→ **DATASET EXCERPTS**

+ + +

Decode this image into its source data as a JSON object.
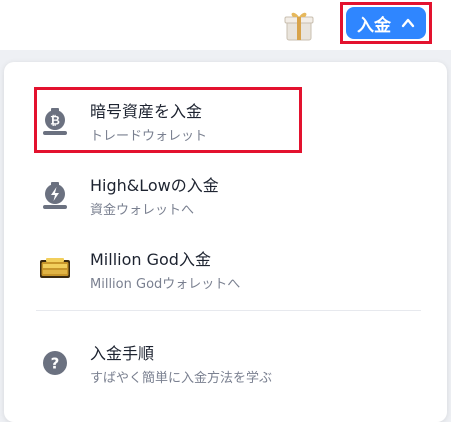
{
  "header": {
    "deposit_button_label": "入金",
    "gift_icon": "gift-icon",
    "chevron_icon": "chevron-up-icon"
  },
  "menu": {
    "items": [
      {
        "icon": "bitcoin-deposit-icon",
        "title": "暗号資産を入金",
        "subtitle": "トレードウォレット"
      },
      {
        "icon": "lightning-deposit-icon",
        "title": "High&Lowの入金",
        "subtitle": "資金ウォレットへ"
      },
      {
        "icon": "million-god-logo-icon",
        "title": "Million God入金",
        "subtitle": "Million Godウォレットへ"
      },
      {
        "icon": "help-icon",
        "title": "入金手順",
        "subtitle": "すばやく簡単に入金方法を学ぶ"
      }
    ]
  },
  "colors": {
    "accent": "#2f86ff",
    "highlight": "#e3122e",
    "icon_gray": "#6b7180"
  }
}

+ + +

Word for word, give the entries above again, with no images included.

→ **RESULT OF THE EXERCISE**
Decode this image into its source data as a JSON object.
{
  "header": {
    "deposit_button_label": "入金",
    "gift_icon": "gift-icon",
    "chevron_icon": "chevron-up-icon"
  },
  "menu": {
    "items": [
      {
        "icon": "bitcoin-deposit-icon",
        "title": "暗号資産を入金",
        "subtitle": "トレードウォレット"
      },
      {
        "icon": "lightning-deposit-icon",
        "title": "High&Lowの入金",
        "subtitle": "資金ウォレットへ"
      },
      {
        "icon": "million-god-logo-icon",
        "title": "Million God入金",
        "subtitle": "Million Godウォレットへ"
      },
      {
        "icon": "help-icon",
        "title": "入金手順",
        "subtitle": "すばやく簡単に入金方法を学ぶ"
      }
    ]
  },
  "colors": {
    "accent": "#2f86ff",
    "highlight": "#e3122e",
    "icon_gray": "#6b7180"
  }
}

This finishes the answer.